Less than a year after their marriage Dad was transferred to Lubbock, Texas as District Engineer for the Texas State Highway Department. Mom and I followed when I was three months old. We arrived in Lubbock in May of 1925. Incidentally, Texas Tech was also founded in 1925-or at least the first building was finished in 1925.
At that time Lubbock was a small town of about 10,000 people and had about four streets that were paved. They were paved with red bricks but the rest of the streets were dirt. You traveled at your own risk in wet weather. Heading west there was a little pavement of bricks from Ft Worth to Mineral Wells, but after you crossed the Brazos it was dirt all the way This is a picture of a typical “main Highway” in West Texas in 1925 being maintained with the most modern equipment. Mules had previously pulled the grader shown in the photo.
When they constructed a road they would have to move dirt to build up the roadway. This was done with Fresnos. A Fresno was pulled by about four mules and looked like a big scoop. It was about four or five feet wide and had a big handle that stuck out the back. The operator would hold the bucket down, scooping up dirt until the Fresno was full and running over. The operator would then hold the big handle down and drag the bucket to the roadway where at the proper spot would lift the handle up dumping the dirt. He walked behind with the reins from the mules over his shoulder.
We first lived at 1211 Ninth Street in a rented house not too far from Dad’s office. My folks were Presbyterians and I was baptized at the First Presbyterian Church in Lubbock August 9, 1925. Reverend Lewis was the Pastor.
After about a year, we moved to a duplex at 2113 13th Street across the street from Hub and Betty Jones. They had two daughters Billy Bob and Betty. Mrs. Jones was called Big Betty and was a dear friend of my mother as long as they lived. When I was almost four years old, I got in big trouble here. The lady next door was a rose grower and had a large number of very expensive patented roses, each of which had a tag describing which rose it was. One afternoon, I apparently was looking for something to do, so I took all the tags off for her and presented them to her when she rushed out to see what I was doing in her rose garden. Apparently, this was a big mistake. Things were very strained for a while between Mother and Big Betty.
In 1929 we moved to a larger single family home at 2629 22nd Street. There was not a thing west or south of us except cotton fields and playas (lakes formed by buffalo wallows). I was able to get into trouble here as well. A buddy of mine and I found a stalk of green bananas that my Dad had hung in the garage to ripen. We proceeded to eat a large quantity of these and both got very, very sick. Mom and Dad rushed me to emergency at the hospital where they pumped my stomach. I have a hard time even smelling bananas to this day-much less eating them.
This was before the days of electric refrigerators, and we had an icebox that sat in the back hall. Mom put a card in the window for the iceman to know how much ice to leave. The top of the card had 100 on it, the bottom 50, and one side 10, and the other 20. Whichever number was shown on top was what he left.

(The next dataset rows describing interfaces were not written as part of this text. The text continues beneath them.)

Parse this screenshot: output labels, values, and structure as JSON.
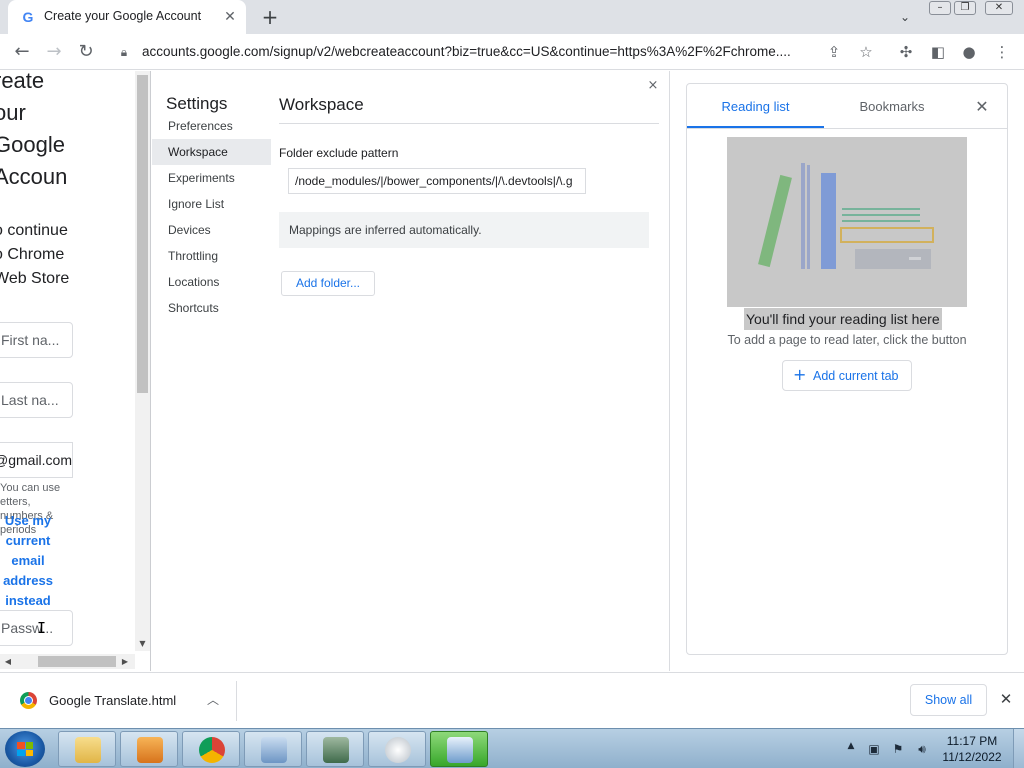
{
  "browser": {
    "tab_title": "Create your Google Account",
    "tab_favicon": "G",
    "url": "accounts.google.com/signup/v2/webcreateaccount?biz=true&cc=US&continue=https%3A%2F%2Fchrome...."
  },
  "page": {
    "heading": "reate\nour\nGoogle\nAccoun",
    "subheading": "o continue\no Chrome\nWeb Store",
    "first_name_placeholder": "First na...",
    "last_name_placeholder": "Last na...",
    "gmail_suffix": "@gmail.com",
    "username_hint": "You can use\netters,\nnumbers &\nperiods",
    "use_email_link": "Use my current email address instead",
    "password_placeholder": "Passw..."
  },
  "devtools": {
    "settings_title": "Settings",
    "nav": [
      {
        "label": "Preferences",
        "selected": false
      },
      {
        "label": "Workspace",
        "selected": true
      },
      {
        "label": "Experiments",
        "selected": false
      },
      {
        "label": "Ignore List",
        "selected": false
      },
      {
        "label": "Devices",
        "selected": false
      },
      {
        "label": "Throttling",
        "selected": false
      },
      {
        "label": "Locations",
        "selected": false
      },
      {
        "label": "Shortcuts",
        "selected": false
      }
    ],
    "close_glyph": "×",
    "workspace_title": "Workspace",
    "exclude_label": "Folder exclude pattern",
    "exclude_value": "/node_modules/|/bower_components/|/\\.devtools|/\\.g",
    "mappings_note": "Mappings are inferred automatically.",
    "add_folder_label": "Add folder..."
  },
  "side_panel": {
    "tabs": [
      "Reading list",
      "Bookmarks"
    ],
    "active_tab": "Reading list",
    "empty_title": "You'll find your reading list here",
    "empty_subtitle": "To add a page to read later, click the button",
    "add_current_tab_label": "Add current tab"
  },
  "download_bar": {
    "file_name": "Google Translate.html",
    "show_all_label": "Show all"
  },
  "taskbar": {
    "time": "11:17 PM",
    "date": "11/12/2022"
  },
  "colors": {
    "accent": "#1a73e8",
    "tab_strip": "#dee1e6",
    "selected_nav": "#e8eaed",
    "taskbar_active": "#37a72a"
  }
}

There was a little door by the icebox that went through the wall, and that is where he would put the ice. The milk, butter, and eggs were also delivered once a week.Another time I exasperated my parents was about this time at our church. A grown-up came into our Sunday school class and said, “All of you who are supposed to be baptized today come with me.”
Well, I was never one to be left out, so I fell in at the back of the line not knowing I had been baptized when I was about eight months old. We were marched into the main sanctuary and lined up in front of the congregation. My Mother and Father were horrified when they saw me at the end of the line. Not knowing what to do, they did nothing, so I was baptized for the second time. So you might say I am a double dipped Christian!
About this time my Dad left the highway department and formed a partnership with a friend of his, named McKelvey. Dad’s brother Hugh joined them about a year later and they named their new company Field Brothers Construction. Hugh moved to Lubbock with his wife, Vida, and son, Townsend. Hugh had been one of a very few Naval Aviation pilots in World War I. Dad was just a teenager and worked in the shipyard. Hugh smoked a pipe like Dad but was more studious and serious. He had a great sense of humor but was just more reserved. Dad was more the life of the party type; he loved practical jokes and liked everyone and everyone seemed to like him. Hugh was a few years older than Dad and had withdrawn from college so Dad could go, because finances were tight in their family. Dad appreciated that and never forgot it.